We rolled into Minersville, passing the station and the small crowd of well-wishers there who waved at us. Project 113's C.N.J. business car had spent the day on the siding north of the Sunbury Street crossing, and we had to fetch it and bring it back to the station siding (formerly the start of the Wolf Creek branch) where the car and 113 live. John unloaded from the engine and threw the switch, guided Chris to the coupling, and protected the back-up move.
With 113 back home, the crew set to work battening her down; it would take hours for the pressure to drop: Once that anthracite starts burning it takes a long time for it to cool. But the marker lights got taken down, the coal pile in the tender tarped, and a myriad other tasks done. Chris Hohman lit his lantern, and we tried a few pictures. Jim, working on the markers, snuck into the first one, and a few shadowy figures appear in the next, a one-second exposure.
In his coveralls and coating of grime, Chris Hohman makes a realistic brakeman:
On his way home to Hamburg, Chris Bost gave me a lift back to my car, which still had all four of its wheels (rumors of Skook's dangers notwithstanding), and I drove back to Minersville in the dark.

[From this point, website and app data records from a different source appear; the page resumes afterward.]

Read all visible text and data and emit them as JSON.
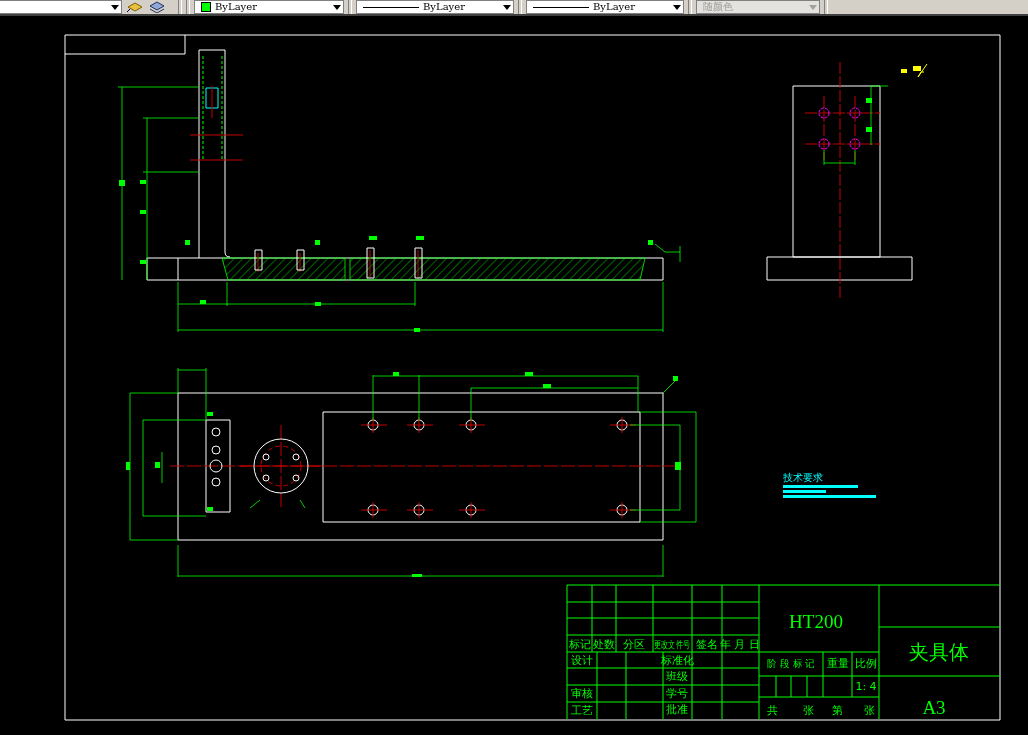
{
  "toolbar": {
    "items": [
      {
        "kind": "cut"
      },
      {
        "kind": "layer-icons"
      },
      {
        "kind": "color",
        "value": "ByLayer",
        "disabled": false
      },
      {
        "kind": "linetype",
        "value": "ByLayer",
        "disabled": false
      },
      {
        "kind": "lineweight",
        "value": "ByLayer",
        "disabled": false
      },
      {
        "kind": "plotstyle",
        "value": "随颜色",
        "disabled": true
      }
    ]
  },
  "notes": {
    "heading": "技术要求"
  },
  "title_block": {
    "header_labels": [
      "标记",
      "处数",
      "分区",
      "更改文件号",
      "签名",
      "年 月 日"
    ],
    "left_labels": [
      "设计",
      "审核",
      "工艺"
    ],
    "mid_labels": [
      "标准化",
      "班级",
      "学号",
      "批准"
    ],
    "stage_labels": [
      "阶 段 标 记",
      "重量",
      "比例"
    ],
    "scale": "1: 4",
    "sheet_count_labels": [
      "共",
      "张",
      "第",
      "张"
    ],
    "material": "HT200",
    "part_name": "夹具体",
    "sheet_size": "A3"
  }
}
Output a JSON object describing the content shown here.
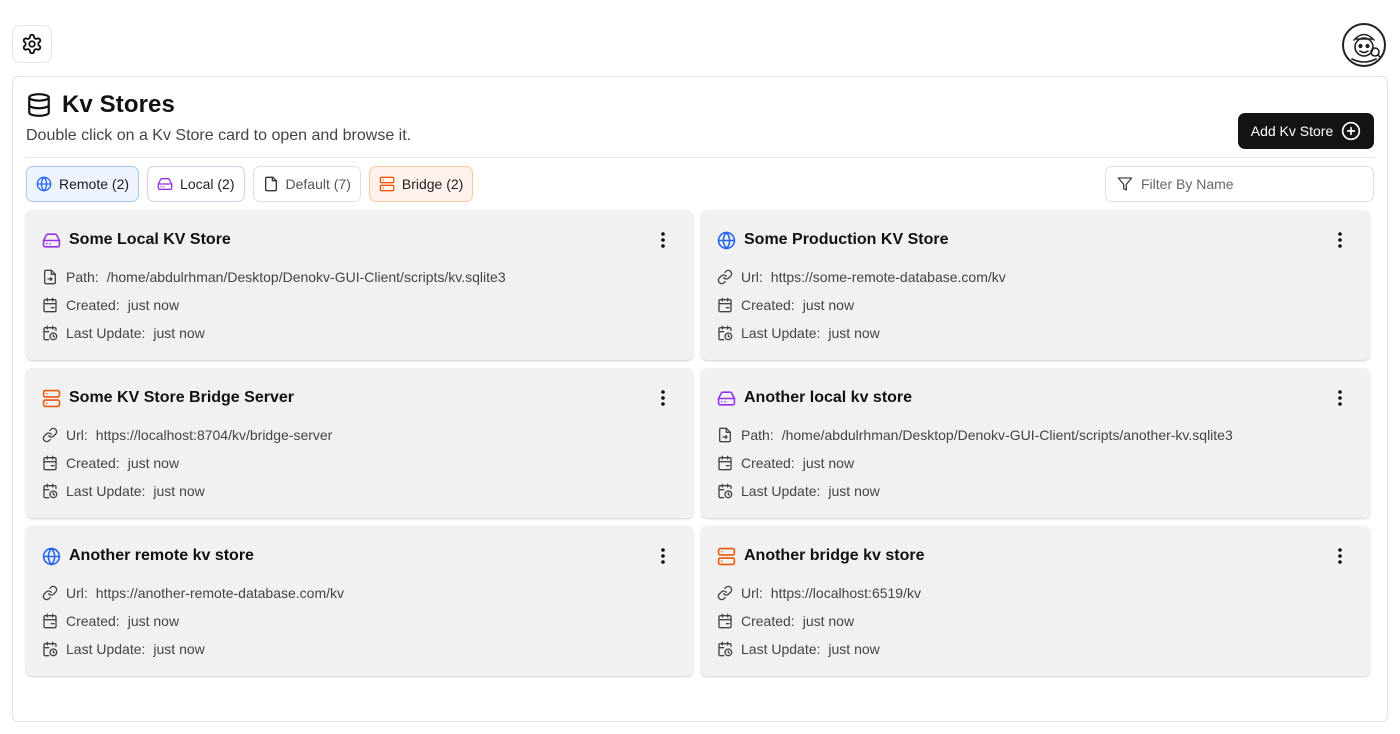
{
  "header": {
    "settings_icon": "gear-icon",
    "avatar_icon": "avatar-illustration"
  },
  "panel": {
    "title": "Kv Stores",
    "title_icon": "database-icon",
    "subtitle": "Double click on a Kv Store card to open and browse it.",
    "add_button_label": "Add Kv Store",
    "add_button_icon": "plus-circle-icon"
  },
  "filters": [
    {
      "label": "Remote (2)",
      "icon": "globe-icon",
      "color": "#2563eb"
    },
    {
      "label": "Local (2)",
      "icon": "hard-drive-icon",
      "color": "#9333ea"
    },
    {
      "label": "Default (7)",
      "icon": "file-icon",
      "color": "#333333"
    },
    {
      "label": "Bridge (2)",
      "icon": "server-icon",
      "color": "#ea580c"
    }
  ],
  "search": {
    "placeholder": "Filter By Name",
    "value": "",
    "icon": "funnel-icon"
  },
  "cards": [
    {
      "type": "local",
      "title": "Some Local KV Store",
      "location_label": "Path:",
      "location": "/home/abdulrhman/Desktop/Denokv-GUI-Client/scripts/kv.sqlite3",
      "created_label": "Created:",
      "created": "just now",
      "updated_label": "Last Update:",
      "updated": "just now"
    },
    {
      "type": "remote",
      "title": "Some Production KV Store",
      "location_label": "Url:",
      "location": "https://some-remote-database.com/kv",
      "created_label": "Created:",
      "created": "just now",
      "updated_label": "Last Update:",
      "updated": "just now"
    },
    {
      "type": "bridge",
      "title": "Some KV Store Bridge Server",
      "location_label": "Url:",
      "location": "https://localhost:8704/kv/bridge-server",
      "created_label": "Created:",
      "created": "just now",
      "updated_label": "Last Update:",
      "updated": "just now"
    },
    {
      "type": "local",
      "title": "Another local kv store",
      "location_label": "Path:",
      "location": "/home/abdulrhman/Desktop/Denokv-GUI-Client/scripts/another-kv.sqlite3",
      "created_label": "Created:",
      "created": "just now",
      "updated_label": "Last Update:",
      "updated": "just now"
    },
    {
      "type": "remote",
      "title": "Another remote kv store",
      "location_label": "Url:",
      "location": "https://another-remote-database.com/kv",
      "created_label": "Created:",
      "created": "just now",
      "updated_label": "Last Update:",
      "updated": "just now"
    },
    {
      "type": "bridge",
      "title": "Another bridge kv store",
      "location_label": "Url:",
      "location": "https://localhost:6519/kv",
      "created_label": "Created:",
      "created": "just now",
      "updated_label": "Last Update:",
      "updated": "just now"
    }
  ],
  "colors": {
    "remote": "#2563eb",
    "local": "#9333ea",
    "bridge": "#ea580c",
    "button_bg": "#141414"
  }
}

If you would like to see more from this day, Tyler Fenderson's video has the southbound run, and Brian Wowak's video captures much of the south- and northbound trips; at the very end, about 11:13, a photographer sitting in a coal pile waves. Brian also captured the hooter whistle when Bob blew it with the engine sitting at the station; for reasons still unknown, the lever stuck open, and for a minute and a half the whistle blasted -- and I do mean blasted: Where we stood on the station platform, the soles of our feet vibrated, and thank goodness for industrial-strength ear protection, or Mike Fenstermaker would have gone stone deaf as he closed the steam valve to bring blessed silence. Some love the hooters, other less so (consider me among the latter), but one thing for certain: You'll know when an engine bearing one heads your way.
It took until after 11 o'clock for the steam pressure to fall below 150 pounds; Mike had put the last fresh coal on the fire three hours earlier, but sitting still, even with the dynamo and air pump going, 113 doesn't use much steam, compared to the enormous boiler, and with her new lagging and jacketing she certainly loses a lot less heat than she used to. Most of the crew left to get clean and go to bed; John, Mike, Bob, and I stayed behind, telling stories and enjoying the experience of steam at night: a dimly-lit cab surrounded by darkness, the generator singing and the air pump periodically thumping, and the rest of the world, well, worlds away. At long last the stack got capped, the turret valves shut, the air tanks drained, and we went our ways, grateful for the company we get to keep and for the reason we gather, 168 tons of 93-year-old locomotive